(CNN)Rescuers were still searching Friday for at least 50 people feared buried under debris up to 15 meters deep following a landslide in the Philippines Thursday.
Philippines landslide: 50 people feared missing under rubble
The landslide followed several days of heavy rain in Naga city, Cebu province, a popular island destination, though the incident occurred away from the tourist beaches, some 21 kilometers south of Cebu City.
By Friday afternoon, 25 bodies had been pulled from the rubble, which is thought to have covered up to 60 homes, across an area the size of about 10 football pitches, CNN Philippines reported.
On Thursday, rescuers said families had received text messages from loves ones feared buried in the mud, raising hopes that they were sheltering in air pockets in the debris. By Friday, there was no sign of life.
"The whole area is isolated. And we don't find any movements, not even the waving of hands (from the victims)," said Baltazar Tribunalo, head of the Cebu Provincial Disaster Risk Reduction and Management Council in a news conference Friday.
The city didn't take a direct hit from Super Typhoon Mangkhut that made landfall in the country last weekend, but the storm system -- the world's biggest this year -- dumped heavy rain on the area.
Connie Fernandez, a journalist with the Philippine Daily Inquirer, told CNN residents had complained about cracks along the mountain slope three weeks ago, but were assured that the village was safe. On the top of the mountain is a quarry site used by a cement company, she said.
The night before the landslide, heavy rain prompted local officials to evacuate the residents of Barangay Tinaan, but not everybody left.
Fernandez said moments before the landslide residents felt a slight tremor and heard what sounded like thunder before mounds of soil and rock cascaded down the mountain on homes below.
Local media SunStar Cebu posted images on its social media account Thursday showing rescuers pulling people from the rubble on stretchers.
Philippines Red Cross CEO Richard Gordon posted on Twitter that the organization had responded to the deadly collapse in the early hours of Thursday.
Details of all the dead have not emerged but they include a four-year-old child and an elderly woman, bureau of fire protection rescue chief Samuel Tadeo said.
The incident comes just days after another deadly landslide in the mining town of Itogon, in the Cordillera region in the north of Luzon, killed at least 27 people.
The rockfall destroyed hundreds of homes and buried dozens of people, mostly miners who worked in small-scale mines and their families.

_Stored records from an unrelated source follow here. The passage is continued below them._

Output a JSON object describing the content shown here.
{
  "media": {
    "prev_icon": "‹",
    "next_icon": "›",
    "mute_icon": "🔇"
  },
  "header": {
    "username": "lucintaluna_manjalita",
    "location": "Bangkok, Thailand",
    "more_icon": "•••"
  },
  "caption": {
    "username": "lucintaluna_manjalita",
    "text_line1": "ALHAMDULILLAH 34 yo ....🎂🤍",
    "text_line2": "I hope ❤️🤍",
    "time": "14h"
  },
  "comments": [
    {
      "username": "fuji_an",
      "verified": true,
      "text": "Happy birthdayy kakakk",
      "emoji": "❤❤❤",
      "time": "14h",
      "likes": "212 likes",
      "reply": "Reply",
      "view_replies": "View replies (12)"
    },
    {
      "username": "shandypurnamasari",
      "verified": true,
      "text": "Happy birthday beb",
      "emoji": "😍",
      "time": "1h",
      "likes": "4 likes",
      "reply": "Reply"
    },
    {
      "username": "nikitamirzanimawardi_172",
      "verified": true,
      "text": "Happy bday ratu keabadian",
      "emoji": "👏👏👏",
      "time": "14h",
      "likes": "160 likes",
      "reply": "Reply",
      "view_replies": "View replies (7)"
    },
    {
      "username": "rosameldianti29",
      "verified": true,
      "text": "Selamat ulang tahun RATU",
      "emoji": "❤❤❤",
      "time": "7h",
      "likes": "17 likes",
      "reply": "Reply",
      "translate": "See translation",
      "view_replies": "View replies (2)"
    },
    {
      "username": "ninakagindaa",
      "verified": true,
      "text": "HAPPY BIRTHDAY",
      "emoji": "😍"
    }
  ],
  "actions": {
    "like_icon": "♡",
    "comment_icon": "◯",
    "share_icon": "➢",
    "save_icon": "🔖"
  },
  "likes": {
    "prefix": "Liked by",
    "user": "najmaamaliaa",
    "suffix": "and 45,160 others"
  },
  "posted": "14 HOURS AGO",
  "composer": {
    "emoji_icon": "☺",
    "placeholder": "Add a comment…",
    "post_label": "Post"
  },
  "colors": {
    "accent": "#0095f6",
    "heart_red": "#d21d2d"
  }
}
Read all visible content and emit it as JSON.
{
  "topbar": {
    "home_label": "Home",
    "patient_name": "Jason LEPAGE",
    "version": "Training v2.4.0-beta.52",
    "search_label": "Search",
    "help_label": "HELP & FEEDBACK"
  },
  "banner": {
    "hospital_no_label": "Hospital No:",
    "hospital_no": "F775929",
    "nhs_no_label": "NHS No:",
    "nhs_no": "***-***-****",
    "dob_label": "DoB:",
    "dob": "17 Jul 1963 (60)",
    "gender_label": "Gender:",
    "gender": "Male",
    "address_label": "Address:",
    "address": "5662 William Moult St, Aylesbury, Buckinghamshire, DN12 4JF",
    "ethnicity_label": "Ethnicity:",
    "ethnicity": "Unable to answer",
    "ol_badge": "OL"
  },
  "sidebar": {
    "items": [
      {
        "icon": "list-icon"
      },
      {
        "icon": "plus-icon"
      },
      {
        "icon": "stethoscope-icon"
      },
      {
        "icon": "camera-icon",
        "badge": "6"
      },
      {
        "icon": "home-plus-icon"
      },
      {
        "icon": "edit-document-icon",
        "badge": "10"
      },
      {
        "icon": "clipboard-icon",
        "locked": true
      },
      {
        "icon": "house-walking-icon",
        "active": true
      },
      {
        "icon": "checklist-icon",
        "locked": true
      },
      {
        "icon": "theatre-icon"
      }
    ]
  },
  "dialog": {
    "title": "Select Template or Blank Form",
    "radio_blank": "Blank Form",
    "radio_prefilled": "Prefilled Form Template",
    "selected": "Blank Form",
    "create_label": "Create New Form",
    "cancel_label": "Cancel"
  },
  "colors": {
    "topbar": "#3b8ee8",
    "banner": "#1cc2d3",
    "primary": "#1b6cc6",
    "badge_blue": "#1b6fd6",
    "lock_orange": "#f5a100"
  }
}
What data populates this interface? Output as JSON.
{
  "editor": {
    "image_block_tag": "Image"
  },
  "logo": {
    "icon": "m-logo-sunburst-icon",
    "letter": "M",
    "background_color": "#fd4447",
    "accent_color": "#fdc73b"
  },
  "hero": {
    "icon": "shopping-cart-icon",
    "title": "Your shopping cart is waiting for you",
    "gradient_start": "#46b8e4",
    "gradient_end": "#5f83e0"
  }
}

That landslide, on Saturday, was triggered by heavy rains brought by Typhoon Mangkhut -- known locally as Ompong.
Mangkhut, the strongest storm of 2018, left 63 people dead, 42 injured and dozens missing as it cut a destructive streak across Luzon, the most populous island in the Philippines.
While emergency signals were raised ahead of the storm's approach, locals said they were shocked by the degree of the devastation.
"This is the first time I've seen this kind of landslide. It's massive and almost everyone is affected. Even the miners are helping the rescuers, the police -- everyone is giving their best," one rescuer said.